Macbeth – Mill Theatre – Review by Merel van ‘t Hooft
Weekday Performances until Oct 26th.
Evening Performances: Wednesday 24th October at 7.30pm – Tickets €18/€16
The Mill Theatre’s own production company are performing their version of one of the all-time classics this month: Macbeth. Director Geoff O’Keeffe has taken a fairly classic approach in the staging of Shakespeare’s play, and the production therefore does what it says on the tin, delivering a traditional show. No more and no less. Though a bit more would have been welcomed.
The Mill’s stage has been transformed into a gloomy medieval environment, with a few bare trees, some elevation in the back, and a bloody corpse dangling above the scene, as some kind of macabre omen for the impending doom and dark scenes that are about to unfold here. The play opens strong, with the three witches ominously scurrying around on stage in black hooded robes, giving off an almost dementor-like vibe, with their low, rattling voices and coughs. Their anonymity is a clever trick, for it makes their almost continual presence throughout the play even more eerie. It also allows different actors to portray the witches at different times.
The fact that at least one of the witches can almost always be found in some corner or other of the stage, hidden behind trees or in the shadows, gives them a lot of power, from a narrative perspective. They seem to be in control of almost every situation, manipulating and influencing the characters and events like puppeteers. Although they are genuinely entrancing sometimes, they also have a slightly comedic air to them, like when they magically ‘draw’ the curtains shut for the interval.
The main actors all give solid performances, with Neill Fleming standing out as a truly tormented Macbeth. Nichola McEvilly’s Lady Macbeth captivates most in her famous sleepwalking scene (“Out, damned spot!”), when she appears on the stage white-faced and disturbed. Some of the side characters provide some much-needed comic relief, and are a joy to watch. It’s a shame, however, that a few of the performers spit out their lines with just a little too much speed and ease to them, making some sections seem a little rehearsed and tough to follow.
The sound and lighting design for the production are both on point; they add nice extra dimensions without distracting too much.
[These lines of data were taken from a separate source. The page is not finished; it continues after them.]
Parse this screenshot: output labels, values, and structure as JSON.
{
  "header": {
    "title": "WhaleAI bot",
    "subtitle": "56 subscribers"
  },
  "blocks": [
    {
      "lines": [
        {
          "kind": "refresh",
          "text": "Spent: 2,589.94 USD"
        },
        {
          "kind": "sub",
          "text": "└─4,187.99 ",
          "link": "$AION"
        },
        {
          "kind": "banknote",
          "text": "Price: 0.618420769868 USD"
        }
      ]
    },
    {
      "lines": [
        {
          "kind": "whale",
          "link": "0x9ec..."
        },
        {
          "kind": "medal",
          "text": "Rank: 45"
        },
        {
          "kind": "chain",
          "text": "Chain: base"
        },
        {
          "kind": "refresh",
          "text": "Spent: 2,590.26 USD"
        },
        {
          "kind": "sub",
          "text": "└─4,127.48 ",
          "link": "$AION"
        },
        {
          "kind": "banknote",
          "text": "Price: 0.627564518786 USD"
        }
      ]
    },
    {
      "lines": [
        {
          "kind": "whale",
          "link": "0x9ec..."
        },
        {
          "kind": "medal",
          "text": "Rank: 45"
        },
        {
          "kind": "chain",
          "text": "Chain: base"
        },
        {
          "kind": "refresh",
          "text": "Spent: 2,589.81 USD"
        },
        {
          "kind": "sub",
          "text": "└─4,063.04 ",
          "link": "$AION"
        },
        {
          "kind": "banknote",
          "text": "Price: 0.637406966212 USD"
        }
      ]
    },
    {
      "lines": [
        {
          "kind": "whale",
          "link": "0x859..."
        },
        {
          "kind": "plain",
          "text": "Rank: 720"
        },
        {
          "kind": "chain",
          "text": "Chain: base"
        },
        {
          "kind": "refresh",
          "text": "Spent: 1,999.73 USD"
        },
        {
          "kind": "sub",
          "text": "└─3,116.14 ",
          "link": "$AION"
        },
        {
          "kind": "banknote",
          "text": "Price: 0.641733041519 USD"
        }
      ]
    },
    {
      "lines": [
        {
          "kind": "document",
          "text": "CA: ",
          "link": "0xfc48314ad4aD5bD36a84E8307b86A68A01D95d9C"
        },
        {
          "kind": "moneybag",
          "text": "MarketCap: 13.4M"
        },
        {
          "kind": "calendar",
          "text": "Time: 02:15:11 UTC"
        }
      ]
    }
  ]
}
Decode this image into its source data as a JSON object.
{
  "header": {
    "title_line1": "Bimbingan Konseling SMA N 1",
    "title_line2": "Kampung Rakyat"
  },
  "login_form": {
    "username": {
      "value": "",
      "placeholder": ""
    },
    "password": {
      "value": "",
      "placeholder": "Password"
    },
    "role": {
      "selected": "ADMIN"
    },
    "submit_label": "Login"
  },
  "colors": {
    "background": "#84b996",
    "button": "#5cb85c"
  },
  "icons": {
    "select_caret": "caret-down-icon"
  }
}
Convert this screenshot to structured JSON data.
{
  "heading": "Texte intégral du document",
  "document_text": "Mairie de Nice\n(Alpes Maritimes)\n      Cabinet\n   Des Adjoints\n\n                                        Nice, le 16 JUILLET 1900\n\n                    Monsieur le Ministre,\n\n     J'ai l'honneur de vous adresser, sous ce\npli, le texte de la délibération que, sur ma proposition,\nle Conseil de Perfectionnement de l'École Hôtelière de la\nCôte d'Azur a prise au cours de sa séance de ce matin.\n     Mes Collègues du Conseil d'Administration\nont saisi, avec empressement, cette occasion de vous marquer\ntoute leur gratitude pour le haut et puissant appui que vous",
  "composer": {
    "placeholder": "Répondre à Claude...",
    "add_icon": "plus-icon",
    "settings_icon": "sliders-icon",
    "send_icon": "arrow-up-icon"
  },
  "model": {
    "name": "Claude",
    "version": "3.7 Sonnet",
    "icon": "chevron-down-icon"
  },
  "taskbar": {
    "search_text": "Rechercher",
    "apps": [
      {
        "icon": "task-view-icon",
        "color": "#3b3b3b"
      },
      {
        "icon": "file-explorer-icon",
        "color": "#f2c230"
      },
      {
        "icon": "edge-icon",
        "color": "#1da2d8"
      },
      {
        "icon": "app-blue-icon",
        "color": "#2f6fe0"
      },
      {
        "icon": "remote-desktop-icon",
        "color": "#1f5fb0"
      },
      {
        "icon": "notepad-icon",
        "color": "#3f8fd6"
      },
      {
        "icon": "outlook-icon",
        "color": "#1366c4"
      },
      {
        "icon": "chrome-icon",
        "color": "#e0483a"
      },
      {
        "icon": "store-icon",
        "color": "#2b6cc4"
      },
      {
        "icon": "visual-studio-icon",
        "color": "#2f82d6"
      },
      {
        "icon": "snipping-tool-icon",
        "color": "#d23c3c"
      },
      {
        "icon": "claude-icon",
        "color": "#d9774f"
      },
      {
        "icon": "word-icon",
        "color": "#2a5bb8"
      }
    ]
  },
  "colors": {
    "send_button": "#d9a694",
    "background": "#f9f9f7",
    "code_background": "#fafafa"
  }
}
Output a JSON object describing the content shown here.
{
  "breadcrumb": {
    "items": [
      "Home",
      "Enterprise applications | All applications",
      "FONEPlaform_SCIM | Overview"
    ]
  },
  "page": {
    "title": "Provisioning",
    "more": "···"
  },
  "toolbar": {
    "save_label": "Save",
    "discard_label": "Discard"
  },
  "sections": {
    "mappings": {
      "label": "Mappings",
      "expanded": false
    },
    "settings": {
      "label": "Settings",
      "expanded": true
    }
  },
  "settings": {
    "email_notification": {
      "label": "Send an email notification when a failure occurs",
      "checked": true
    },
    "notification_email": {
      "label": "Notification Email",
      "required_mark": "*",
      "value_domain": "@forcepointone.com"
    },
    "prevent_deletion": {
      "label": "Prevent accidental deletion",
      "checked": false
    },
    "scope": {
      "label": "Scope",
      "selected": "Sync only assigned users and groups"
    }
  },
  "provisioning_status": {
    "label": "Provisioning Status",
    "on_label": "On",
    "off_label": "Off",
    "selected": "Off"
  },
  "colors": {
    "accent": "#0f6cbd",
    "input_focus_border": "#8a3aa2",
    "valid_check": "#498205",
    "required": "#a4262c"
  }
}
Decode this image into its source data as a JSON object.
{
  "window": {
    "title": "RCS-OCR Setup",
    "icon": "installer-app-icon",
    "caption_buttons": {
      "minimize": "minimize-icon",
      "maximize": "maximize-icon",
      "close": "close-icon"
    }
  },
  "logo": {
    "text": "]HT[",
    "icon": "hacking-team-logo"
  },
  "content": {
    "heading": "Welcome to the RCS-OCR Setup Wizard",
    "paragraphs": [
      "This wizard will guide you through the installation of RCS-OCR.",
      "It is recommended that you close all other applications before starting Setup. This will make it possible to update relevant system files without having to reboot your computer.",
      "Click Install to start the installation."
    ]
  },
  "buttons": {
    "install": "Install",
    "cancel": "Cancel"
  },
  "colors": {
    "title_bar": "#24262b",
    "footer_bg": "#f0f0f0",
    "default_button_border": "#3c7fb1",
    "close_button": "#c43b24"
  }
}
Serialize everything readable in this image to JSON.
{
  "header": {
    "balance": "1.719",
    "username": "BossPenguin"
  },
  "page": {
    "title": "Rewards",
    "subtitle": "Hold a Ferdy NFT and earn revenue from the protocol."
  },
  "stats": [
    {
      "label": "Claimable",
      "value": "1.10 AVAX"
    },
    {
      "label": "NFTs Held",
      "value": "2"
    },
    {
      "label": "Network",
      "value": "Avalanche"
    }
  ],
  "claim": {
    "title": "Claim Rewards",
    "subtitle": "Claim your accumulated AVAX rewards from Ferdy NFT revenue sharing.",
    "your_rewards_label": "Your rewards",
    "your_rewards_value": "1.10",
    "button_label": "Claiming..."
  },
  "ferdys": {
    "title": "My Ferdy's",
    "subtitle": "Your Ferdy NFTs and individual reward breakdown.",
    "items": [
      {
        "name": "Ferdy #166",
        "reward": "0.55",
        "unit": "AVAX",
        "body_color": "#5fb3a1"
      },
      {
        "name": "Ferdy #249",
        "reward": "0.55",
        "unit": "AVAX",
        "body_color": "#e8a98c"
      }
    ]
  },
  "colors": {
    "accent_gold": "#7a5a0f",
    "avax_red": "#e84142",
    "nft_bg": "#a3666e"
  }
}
The costumes are appropriate, and the relatively minimalistic set serves its purpose well. It allows for the setting to be clear without the need for distracting scene changes.
There is not much that can be faulted in this production. It is a faithful rendition of one of Shakespeare’s most popular plays, and a skilled one at that. There are some nice little gimmicks sprinkled in here and there for a bit of extra spice, but I still couldn’t help but feel myself longing for an unexpected turn, or an unconventional choice somewhere. A little bit of risk here and there might help make the production feel a tad less tame, if a bloody story about power and revenge can ever be called that…